A sixth mass species extinction is underway and nine major ecosystems are at the brink of collapse: enter COP15.

For the past week, negotiators from around the world have spent their days and nights holed up in the confines of Montreal’s Palais de congrès mulling over legal text with a fine tooth comb that could make or break the future of our planet. And while the magnitude of this crisis might seem daunting, immediate solutions are at our disposal by recognizing Indigenous territories in Target 3, an outlined goal in the proposed text for the Global Biodiversity Framework to be signed at the close of COP15.

Indigenous territories are overwhelmingly proven to result in equal or better conservation outcomes than protected areas. However, while protected areas are financed from national budgets, Indigenous territories are not financed by states or climate funds. Including Indigenous territories in Target 3 is currently supported unilaterally by the Global South under the leadership of the International Indigenous Forum on Biodiversity. But it's still unclear what agreement looks like from Canada, Norway, the European Union, and New Zealand.

Target 3 is significant because it calls for conserving 30 per cent of the Earth’s land and sea through the establishment of protected areas and other area-based conservation measures. Scientists, including the IPCC, all agree that Indigenous territories are critical to conservation efforts.

Despite this, they are represented nowhere in any UN climate or biodiversity agreements. This sets countries up to infringe on Indigenous rights, especially territorial rights. But immediate action is possible, and Indigenous Peoples are offering their millennia-old knowledge and the richness of their territories to save life on Earth if we recognize Indigenous territories and their rights in Target 3.

Indigenous territories are home to 80 per cent of the remaining biodiversity on the planet and nearly 500 million people spread across more than 90 countries; they represent about 22 per cent of the global surface. Indigenous Peoples and local communities have a vital role in protecting Earth’s biodiversity and so far, the climate and biodiversity conventions have failed to reflect them in their agreements.

This conference comes on the heels of COP27, the most recent UN conference on climate change. And while this COP in Montreal focuses on biodiversity, these issues are all interconnected. Nature degradation and transformation are the biggest developmental challenges of our generation. The destruction of nature threatens humanity, aggravates the climate crisis and accelerates the extinction of vulnerable species around the world. We are facing an ecological crisis of epic proportions aggravated by warming temperatures and perverse extractive activities that devastate life on Earth. The truth is uncomfortable, but straightforward — our planet is at a tipping point and no one wants to pay the bill for this feast.

The policies adopted in Montreal will chart a course for the future of the planet, including the more than 5,000 Indigenous nations who inhabit and manage these ecosystems. Many are hoping that an outcome from this conference leads to a “Paris Agreement” for nature.

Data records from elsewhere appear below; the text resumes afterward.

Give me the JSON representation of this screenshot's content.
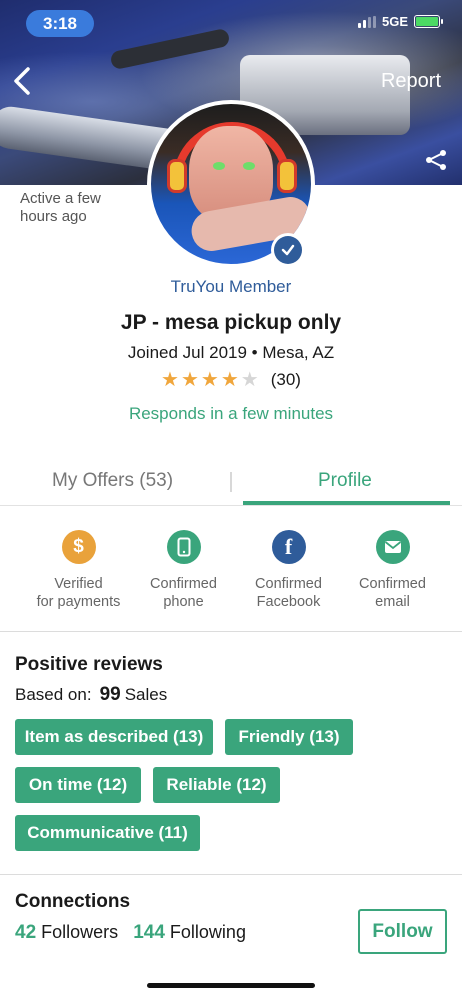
{
  "status": {
    "time": "3:18",
    "network": "5GE"
  },
  "header": {
    "back_icon": "chevron-left-icon",
    "report_label": "Report",
    "share_icon": "share-icon"
  },
  "profile": {
    "active_status": "Active a few hours ago",
    "member_label": "TruYou Member",
    "name": "JP - mesa pickup only",
    "joined": "Joined Jul 2019 • Mesa, AZ",
    "rating_stars": 4,
    "rating_count": "(30)",
    "responds": "Responds in a few minutes"
  },
  "tabs": {
    "offers": "My Offers (53)",
    "profile": "Profile",
    "active": "profile"
  },
  "verifications": [
    {
      "label": "Verified for payments",
      "icon": "dollar-icon",
      "color": "#e9a23b"
    },
    {
      "label": "Confirmed phone",
      "icon": "phone-icon",
      "color": "#3aa57c"
    },
    {
      "label": "Confirmed Facebook",
      "icon": "facebook-icon",
      "color": "#2f5c9a"
    },
    {
      "label": "Confirmed email",
      "icon": "email-icon",
      "color": "#3aa57c"
    }
  ],
  "reviews": {
    "title": "Positive reviews",
    "based_on_label": "Based on:",
    "sales_count": "99",
    "sales_label": "Sales",
    "tags": [
      "Item as described (13)",
      "Friendly (13)",
      "On time (12)",
      "Reliable (12)",
      "Communicative (11)"
    ]
  },
  "connections": {
    "title": "Connections",
    "followers_count": "42",
    "followers_label": "Followers",
    "following_count": "144",
    "following_label": "Following",
    "follow_button": "Follow"
  },
  "colors": {
    "accent": "#3aa57c",
    "brand_blue": "#2f5c9a",
    "star": "#f0a63c"
  }
}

This is why Indigenous leaders, researchers, and environmental organizations from the initiative “Amazonia for Life 80% by 2025” are urging leaders to clearly recognize Indigenous territories in Target 3 — not as an appendix to protected areas and other conservation mechanisms because Indigenous territories do not exist for conservation. Conservation results from the cosmovision, knowledge systems, and technologies of Indigenous Peoples.

Amazonia is the habitat with the greatest biodiversity in the world. Even Canada’s Prime Minister Justin Trudeau put the spotlight on the Amazonia during the G7, saying, “We need to act for the Amazonia and act for our planet — our kids and grandkids are counting on us.”

#COP15 is significant because scientists, including the #IPCC, agree that Indigenous territories are critical to conservation efforts, write Gregório Mirabal and Alicia Guzmán León. #target3 #30x30 #Biodiversity #IndigenousPeoples

But oil and gas expansion in the Amazonia is a rapidly accelerating existential threat to global climate stability and biodiversity, and to tens of millions of Indigenous people and local communities who live inside areas slated for oil and gas exploration and development. Legal and illegal mining is also destroying the Amazonia, polluting the rivers, and is one of the key drivers of violence against environmental defenders and Indigenous leaders in the region.

We are in the home stretch for meaningful action to protect the planet. We expect that the opposing countries will embrace the legacy and leadership of Indigenous peoples: Maori, Sami, and those who have cultivated biodiversity in what we know today by the names of countries and continents like Europe, the Americas, Norway and New Zealand.

As we inch closer towards a global biodiversity framework, efforts are moot if Indigenous territories aren't explicitly included in Target 3. COP15 provides Canada and other colonial countries an opportunity to heal their pasts by taking a leadership role to bring this text onto the right side of history, one of solidarity and reconciliation. Recognizing Indigenous territories is among the most important immediate measures to make these negotiations a turning point to save life on Earth.

Gregório Mirabal is general co-ordinator of the Coordinator of Indigenous Organizations of the Amazon Basin (COICA). Alicia Guzmán León is Stand.earth’s Amazon program director; co-coordinators of the initiative Amazonia for Life: protect 80% by 2025.